All these groups are very closely tied together, symbiotic relationship close. The Crazies seem to know about it and Halicon orchestrates the whole thing. The Nomads however have no idea about the connection. The Crazies are the keepers of book knowledge but they were also farmers. The residents of Halicon have some hydroponics but their main responsibility is crafting quality weapons. Now all the machines in 'The Mountain' are all run on nuclear power. So they run forever and the raw material for all things they make (most of them for use in The Circle) is what The Mountain is made of, because it's made of the remains of a large city. Never ending energy and raw materials. So the Crazies trade with Halicon for weapons. Then they take the weapons and some of the food and stock 'hostels' with both.

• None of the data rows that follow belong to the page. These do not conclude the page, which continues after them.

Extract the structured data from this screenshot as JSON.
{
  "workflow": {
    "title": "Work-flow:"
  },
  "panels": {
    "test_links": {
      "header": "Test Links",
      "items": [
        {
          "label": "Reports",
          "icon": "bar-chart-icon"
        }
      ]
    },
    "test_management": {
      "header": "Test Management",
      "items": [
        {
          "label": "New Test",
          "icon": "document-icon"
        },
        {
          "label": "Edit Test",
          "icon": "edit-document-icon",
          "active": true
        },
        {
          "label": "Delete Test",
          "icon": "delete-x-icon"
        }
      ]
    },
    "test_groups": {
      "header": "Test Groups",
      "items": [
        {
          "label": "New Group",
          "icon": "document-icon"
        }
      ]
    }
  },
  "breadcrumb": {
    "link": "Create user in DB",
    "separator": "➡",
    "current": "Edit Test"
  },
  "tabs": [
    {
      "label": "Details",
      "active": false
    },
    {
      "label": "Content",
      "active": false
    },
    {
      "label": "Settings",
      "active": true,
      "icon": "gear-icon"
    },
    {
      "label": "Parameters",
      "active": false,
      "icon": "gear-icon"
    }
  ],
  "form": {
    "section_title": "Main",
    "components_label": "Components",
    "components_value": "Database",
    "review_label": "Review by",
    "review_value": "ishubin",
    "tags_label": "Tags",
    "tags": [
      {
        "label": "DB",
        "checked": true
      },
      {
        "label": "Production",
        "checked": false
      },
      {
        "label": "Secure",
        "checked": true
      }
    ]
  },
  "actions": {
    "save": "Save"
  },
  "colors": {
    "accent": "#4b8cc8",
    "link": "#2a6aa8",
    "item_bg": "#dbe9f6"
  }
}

There is so much to this trilogy I don't think I'll ever be done with the synopsis. Anyhow the last thing before I wrap this up. The names are weird too. So your dad's name is Tor (it's always CVC, consonant vowel consonant for those nonteacher types). Your name would be Tori no matter if you were a boy or a girl. Boys when they reach manhood (manhood = win first fight in The Circle) you choose a new CVC name for yourself plus add the weapon you used to win the fight. So that's why you end up with Sos the Rope. Also if you use the weapon anywhere else but in The Circle the Crazies stop putting more food and weapons in the hostels. So is you don't play nice you starve.

Last thing before I end this thing. The best book of them all was Neq the Sword. Way more more depravity. More of the PA goodness I love so much. The best scene in the book is during Var the Stick. He is on an epic quest when he meets a bunch of women. They live in a giant hive and the regular females call themselves 'Workers' the men are 'Drones' and the one in charge is the 'Queen'. It reminded me a lot of Thundarr the Barbarian for some reason. Seems like the sort of hijinks he'd get up to.

So that's it. Battle Circle was extraordinarily long but not boring. Also not all that absorbing. Well Neq the Sword was verging on greatness. Anyhow it's a good read and when you're done, you'll have the satisfaction of knowing you did.

Next up Neena Gathering and The Pack. But later.